That the hurt is in the past,
the future holds no war.
Home rule is at our fingertips,
the Coquet swims with love.

Tell me lies about Northumberland.

‘The Garden’ is our children’s,
Hotspur spurs us on.
The seagulls are not soaked in oil,
the cows are not diseased.

Tell me lies about Northumberland.
This Kingdom is United,
‘Culture’ is our God.
Everyone’s a Basil Bunting freak,
there’s music everywhere.

Tell me lies about Northumberland.

We will have our independence,
we’ll get the Gospels back.
We live off museums and tourists,
we don’t need boats or trades.

Tell me lies about Northumberland.

We’re in charge of our own futures,
we have north east citizens here.
In this autonomous republic,
we’re free as dicky birds.

So shut your eyes.

And tell me lies

about Northumberland.




KEITH ARMSTRONG









FAT MAN LODGED ON DOG LEAP STAIRS

He pounded the cobbles
of the Castle Garth,
bowling along
with his brain hanging over his neck
and his belly
looming over his huge pants.
His overeducated head
weighed a ton
and bore down
on an arse
fattened on home- made pies.
He was carrying a plan
for the working classes
but forgot his heart was too small,
dwarfed by his huge mouth
and an expensive ego.
He had a board meeting to go to,
the big fart,
and he sweated grants
as he blundered along
to the narrow alley.
He was far too broad of beam really
but he was late for everything,
including his funeral,
and thrust his plates of meat
onto the slippery steps.
History closed in on him,
the Black Gate,
the Keep,
as if to tell him
it wasn’t his,
as if to say
‘get out of my town’.
He squeezed himself onto this narrow stairway
and, like his poetry,
got stuck.
He coudn’t move
for his lack of lyricism.
The Fat Man
was firmly lodged
on Dog Leap Stairs
and the crows
began to gather
to swoop
and pick
the bloated power
from his face.

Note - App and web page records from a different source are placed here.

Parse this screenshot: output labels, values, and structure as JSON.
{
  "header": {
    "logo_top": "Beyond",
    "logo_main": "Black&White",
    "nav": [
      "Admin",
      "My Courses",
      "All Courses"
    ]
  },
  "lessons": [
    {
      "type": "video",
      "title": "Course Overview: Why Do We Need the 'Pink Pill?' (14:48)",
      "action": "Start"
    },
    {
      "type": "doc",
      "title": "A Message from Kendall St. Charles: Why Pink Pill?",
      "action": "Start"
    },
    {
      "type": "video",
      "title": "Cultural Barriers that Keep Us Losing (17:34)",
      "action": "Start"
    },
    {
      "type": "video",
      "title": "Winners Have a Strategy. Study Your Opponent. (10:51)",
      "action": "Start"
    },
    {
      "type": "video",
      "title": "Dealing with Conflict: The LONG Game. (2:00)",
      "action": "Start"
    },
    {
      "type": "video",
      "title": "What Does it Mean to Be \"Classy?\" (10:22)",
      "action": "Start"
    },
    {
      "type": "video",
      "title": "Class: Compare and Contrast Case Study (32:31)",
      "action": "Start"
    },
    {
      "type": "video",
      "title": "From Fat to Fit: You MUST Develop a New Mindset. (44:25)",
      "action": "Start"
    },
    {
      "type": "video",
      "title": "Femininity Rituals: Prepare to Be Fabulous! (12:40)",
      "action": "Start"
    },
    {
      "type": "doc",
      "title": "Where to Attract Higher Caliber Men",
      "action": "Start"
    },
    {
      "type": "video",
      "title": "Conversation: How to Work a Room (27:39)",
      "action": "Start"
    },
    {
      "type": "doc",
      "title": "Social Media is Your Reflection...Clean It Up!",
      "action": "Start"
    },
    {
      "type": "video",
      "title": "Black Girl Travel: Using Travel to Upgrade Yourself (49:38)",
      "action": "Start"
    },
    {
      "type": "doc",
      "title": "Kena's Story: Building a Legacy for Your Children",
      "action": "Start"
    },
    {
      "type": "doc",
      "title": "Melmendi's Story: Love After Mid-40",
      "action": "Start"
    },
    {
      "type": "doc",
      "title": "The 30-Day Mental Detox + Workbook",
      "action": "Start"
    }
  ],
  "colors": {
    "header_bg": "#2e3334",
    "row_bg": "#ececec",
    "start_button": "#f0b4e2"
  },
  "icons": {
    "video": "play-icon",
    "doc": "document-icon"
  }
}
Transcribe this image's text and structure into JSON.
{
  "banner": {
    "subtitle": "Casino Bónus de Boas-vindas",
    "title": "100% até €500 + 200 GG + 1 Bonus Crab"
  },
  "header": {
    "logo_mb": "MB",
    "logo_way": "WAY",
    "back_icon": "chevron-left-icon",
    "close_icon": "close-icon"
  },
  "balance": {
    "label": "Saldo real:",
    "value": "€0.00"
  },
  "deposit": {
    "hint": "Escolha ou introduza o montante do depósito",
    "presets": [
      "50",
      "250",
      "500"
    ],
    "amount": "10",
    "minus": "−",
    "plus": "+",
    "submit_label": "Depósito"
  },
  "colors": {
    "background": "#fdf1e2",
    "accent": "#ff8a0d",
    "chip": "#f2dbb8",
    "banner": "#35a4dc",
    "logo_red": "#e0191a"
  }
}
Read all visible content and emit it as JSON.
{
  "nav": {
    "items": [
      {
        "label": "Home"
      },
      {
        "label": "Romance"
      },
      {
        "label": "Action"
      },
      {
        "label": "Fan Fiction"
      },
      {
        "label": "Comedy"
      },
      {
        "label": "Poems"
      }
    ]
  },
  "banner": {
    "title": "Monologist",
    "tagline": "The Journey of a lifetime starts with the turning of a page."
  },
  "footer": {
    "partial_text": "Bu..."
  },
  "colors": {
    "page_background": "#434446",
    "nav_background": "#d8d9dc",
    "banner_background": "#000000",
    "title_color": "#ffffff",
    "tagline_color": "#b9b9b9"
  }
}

KEITH ARMSTRONG

the jingling geordie

My Photo
whitley bay, tyne and wear, United Kingdom
poet and raconteur